Sunday, October 27, 2013
Strange and Wondrous: Prints of India from the Robert J. Del Bonta Collection
When: through January 5, 2014
This one room exhibit is a nice accompaniment to the yoga show, as it deals with art about India, specifically with Western impressions of India. The more global travel increased and the more Europeans and Americans were able to travel to India, the greater grew the interest in this country and its culture. Increased travel brought a greater knowledge of Indian culture, but also increased the opportunity for stereotyped views to proliferate.
Just as the final part of the yoga exhibit demonstrated, negative views of Indian religious figures were everywhere - they were depicted as tricksters, among other things.
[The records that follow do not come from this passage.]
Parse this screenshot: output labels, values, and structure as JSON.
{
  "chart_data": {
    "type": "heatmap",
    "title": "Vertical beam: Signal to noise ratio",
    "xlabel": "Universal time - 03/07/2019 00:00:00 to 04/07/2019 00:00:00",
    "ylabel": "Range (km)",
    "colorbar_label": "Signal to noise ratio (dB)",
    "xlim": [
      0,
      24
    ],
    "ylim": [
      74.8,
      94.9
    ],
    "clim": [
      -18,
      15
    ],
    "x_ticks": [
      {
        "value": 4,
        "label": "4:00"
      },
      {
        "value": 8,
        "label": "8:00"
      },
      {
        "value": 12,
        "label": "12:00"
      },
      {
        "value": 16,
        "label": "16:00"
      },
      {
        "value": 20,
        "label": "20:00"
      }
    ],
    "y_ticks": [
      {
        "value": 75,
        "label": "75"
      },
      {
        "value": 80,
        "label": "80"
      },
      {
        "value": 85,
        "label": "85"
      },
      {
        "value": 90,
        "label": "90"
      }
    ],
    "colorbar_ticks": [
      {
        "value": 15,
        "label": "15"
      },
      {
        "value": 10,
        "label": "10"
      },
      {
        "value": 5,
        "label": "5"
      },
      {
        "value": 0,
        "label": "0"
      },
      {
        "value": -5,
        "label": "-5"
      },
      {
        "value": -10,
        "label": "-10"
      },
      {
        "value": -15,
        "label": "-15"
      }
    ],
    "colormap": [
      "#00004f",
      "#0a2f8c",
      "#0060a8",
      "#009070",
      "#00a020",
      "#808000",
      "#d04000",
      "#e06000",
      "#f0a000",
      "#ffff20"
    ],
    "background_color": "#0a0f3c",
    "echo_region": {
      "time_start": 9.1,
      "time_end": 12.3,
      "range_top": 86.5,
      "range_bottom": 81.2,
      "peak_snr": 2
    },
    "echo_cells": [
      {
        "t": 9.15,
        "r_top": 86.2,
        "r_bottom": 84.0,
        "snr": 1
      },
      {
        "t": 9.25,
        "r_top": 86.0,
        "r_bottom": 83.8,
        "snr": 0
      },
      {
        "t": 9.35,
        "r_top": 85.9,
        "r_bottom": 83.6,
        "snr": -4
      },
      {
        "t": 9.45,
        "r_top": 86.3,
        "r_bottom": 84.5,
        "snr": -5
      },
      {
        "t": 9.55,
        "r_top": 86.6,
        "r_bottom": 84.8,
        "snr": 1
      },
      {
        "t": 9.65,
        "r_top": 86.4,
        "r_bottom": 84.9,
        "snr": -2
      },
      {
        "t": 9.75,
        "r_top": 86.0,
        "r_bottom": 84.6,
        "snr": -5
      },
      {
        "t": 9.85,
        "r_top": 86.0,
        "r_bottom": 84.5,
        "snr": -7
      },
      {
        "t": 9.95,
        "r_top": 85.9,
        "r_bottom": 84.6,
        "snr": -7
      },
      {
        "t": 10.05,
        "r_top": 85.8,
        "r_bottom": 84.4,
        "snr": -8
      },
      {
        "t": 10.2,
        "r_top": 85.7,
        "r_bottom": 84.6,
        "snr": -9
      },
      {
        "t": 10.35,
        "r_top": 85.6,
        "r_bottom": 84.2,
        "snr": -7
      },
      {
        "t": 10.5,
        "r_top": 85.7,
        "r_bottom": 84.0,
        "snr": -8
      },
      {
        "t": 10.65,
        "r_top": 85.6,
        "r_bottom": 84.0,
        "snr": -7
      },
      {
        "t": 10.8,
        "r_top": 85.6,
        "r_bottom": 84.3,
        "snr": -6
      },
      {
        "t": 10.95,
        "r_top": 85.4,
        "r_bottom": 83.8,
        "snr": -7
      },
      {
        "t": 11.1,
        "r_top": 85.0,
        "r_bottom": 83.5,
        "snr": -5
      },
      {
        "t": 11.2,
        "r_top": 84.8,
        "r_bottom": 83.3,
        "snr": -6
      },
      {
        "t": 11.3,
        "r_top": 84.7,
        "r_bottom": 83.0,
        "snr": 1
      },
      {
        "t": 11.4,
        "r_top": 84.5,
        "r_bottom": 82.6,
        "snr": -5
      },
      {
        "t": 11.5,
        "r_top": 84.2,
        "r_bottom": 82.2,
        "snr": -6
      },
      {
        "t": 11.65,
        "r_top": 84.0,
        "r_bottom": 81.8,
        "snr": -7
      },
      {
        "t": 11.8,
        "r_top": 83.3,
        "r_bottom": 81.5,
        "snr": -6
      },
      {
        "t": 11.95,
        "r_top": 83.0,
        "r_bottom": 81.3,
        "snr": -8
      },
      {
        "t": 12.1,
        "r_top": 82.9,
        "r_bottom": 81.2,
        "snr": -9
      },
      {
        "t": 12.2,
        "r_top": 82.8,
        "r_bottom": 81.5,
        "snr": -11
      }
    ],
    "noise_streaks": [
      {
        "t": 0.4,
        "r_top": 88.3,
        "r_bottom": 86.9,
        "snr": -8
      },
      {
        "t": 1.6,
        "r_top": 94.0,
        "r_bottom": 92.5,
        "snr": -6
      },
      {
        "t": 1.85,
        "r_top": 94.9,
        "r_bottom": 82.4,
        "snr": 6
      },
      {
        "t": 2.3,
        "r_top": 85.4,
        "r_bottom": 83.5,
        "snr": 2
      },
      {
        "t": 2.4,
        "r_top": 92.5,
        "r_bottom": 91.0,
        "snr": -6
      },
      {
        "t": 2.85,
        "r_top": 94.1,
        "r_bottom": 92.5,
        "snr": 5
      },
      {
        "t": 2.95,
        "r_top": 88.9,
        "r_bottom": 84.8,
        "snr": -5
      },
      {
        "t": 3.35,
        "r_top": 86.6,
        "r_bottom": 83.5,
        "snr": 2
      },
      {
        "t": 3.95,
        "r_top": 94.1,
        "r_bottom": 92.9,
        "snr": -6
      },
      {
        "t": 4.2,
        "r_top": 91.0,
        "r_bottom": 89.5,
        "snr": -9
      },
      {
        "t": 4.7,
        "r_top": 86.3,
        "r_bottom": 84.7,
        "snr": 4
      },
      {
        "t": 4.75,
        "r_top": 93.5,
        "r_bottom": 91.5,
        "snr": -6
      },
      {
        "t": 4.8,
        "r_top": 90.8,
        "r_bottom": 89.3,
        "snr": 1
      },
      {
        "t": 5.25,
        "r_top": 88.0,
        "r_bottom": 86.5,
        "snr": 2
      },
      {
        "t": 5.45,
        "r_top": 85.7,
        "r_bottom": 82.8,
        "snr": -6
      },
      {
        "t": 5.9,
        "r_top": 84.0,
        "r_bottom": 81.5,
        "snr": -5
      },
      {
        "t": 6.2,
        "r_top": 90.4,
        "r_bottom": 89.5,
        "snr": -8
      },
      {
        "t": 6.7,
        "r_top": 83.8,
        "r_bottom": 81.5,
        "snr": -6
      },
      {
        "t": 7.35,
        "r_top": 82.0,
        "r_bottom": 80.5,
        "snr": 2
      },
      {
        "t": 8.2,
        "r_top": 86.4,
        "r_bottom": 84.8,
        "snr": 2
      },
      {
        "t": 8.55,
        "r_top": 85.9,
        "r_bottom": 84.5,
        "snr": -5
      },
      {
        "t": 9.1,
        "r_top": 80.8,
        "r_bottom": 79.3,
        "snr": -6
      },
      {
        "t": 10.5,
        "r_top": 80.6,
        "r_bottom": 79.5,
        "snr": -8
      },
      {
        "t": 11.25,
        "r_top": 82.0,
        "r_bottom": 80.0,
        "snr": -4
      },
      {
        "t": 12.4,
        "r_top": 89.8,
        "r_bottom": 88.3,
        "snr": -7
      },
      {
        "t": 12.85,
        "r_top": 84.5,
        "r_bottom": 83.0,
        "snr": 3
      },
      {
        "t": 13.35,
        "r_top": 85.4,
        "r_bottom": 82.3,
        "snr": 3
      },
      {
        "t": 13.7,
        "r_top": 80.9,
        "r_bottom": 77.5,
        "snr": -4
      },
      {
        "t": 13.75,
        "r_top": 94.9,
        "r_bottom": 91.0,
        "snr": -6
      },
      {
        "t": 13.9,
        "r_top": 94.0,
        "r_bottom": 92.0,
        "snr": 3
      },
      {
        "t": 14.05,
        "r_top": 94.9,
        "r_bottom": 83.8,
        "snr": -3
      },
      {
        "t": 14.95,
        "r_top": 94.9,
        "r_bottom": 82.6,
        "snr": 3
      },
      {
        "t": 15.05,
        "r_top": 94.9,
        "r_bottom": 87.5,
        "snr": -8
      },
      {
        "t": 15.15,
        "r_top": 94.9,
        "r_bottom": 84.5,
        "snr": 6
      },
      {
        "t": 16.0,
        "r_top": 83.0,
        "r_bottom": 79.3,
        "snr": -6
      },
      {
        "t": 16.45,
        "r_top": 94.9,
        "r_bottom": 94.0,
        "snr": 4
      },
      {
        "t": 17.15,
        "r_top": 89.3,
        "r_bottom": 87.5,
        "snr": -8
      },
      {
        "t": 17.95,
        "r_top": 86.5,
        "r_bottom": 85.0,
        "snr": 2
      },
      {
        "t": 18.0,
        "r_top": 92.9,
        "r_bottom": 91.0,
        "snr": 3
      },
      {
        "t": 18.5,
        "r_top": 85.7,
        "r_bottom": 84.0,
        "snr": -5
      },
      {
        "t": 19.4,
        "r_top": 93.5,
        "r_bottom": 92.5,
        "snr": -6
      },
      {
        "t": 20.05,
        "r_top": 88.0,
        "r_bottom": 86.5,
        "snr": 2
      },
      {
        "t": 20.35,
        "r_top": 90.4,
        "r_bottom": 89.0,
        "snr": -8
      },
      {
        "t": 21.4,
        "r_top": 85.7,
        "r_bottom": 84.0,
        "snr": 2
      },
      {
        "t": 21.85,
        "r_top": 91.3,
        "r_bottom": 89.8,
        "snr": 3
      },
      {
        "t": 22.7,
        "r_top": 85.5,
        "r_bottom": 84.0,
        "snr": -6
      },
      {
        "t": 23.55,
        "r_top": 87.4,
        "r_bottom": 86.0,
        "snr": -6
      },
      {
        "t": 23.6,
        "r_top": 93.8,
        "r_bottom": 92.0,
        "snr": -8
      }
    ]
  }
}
Western observers didn't understand Indian religious practices, especially the aesthetics, who renounced society, and interpreted their actions through a Christian framework. These depictions began as early as 1675 and continued through the Victorian era.
For their part, Indians were unable to explain their culture or religious practices to Westerners, so the lack of understanding existed on both sides. Europeans and Americans tended to categorize Indians either as aesthetic saints or as criminals, with little middle ground. Eventually, they turned against the holy men, and viewed them with disgust, as vagabonds. Interestingly enough, this viewpoint came to the fore at the same time as they turned against vagrants in Britain itself. The British Raj also attempted to regulate religious ceremonies according to their own principles. All in all, a lack of understanding on both sides that fed on itself.
If you're thinking that the picture above is a Norman Rockwell, you're quite right. You can imagine my surprise to see this in a show about India. It was done during WWII and shows an American GI amazing a fakir with a rope trick of his own. This is one of the milder depictions of Indian holy men.
The show focuses on Western art about India, so I felt as if I wasn't learning much about India itself, but more about Western views of India.
Verdict: A nice addition to the yoga show - if you've got enough time, you could add this on to your visit.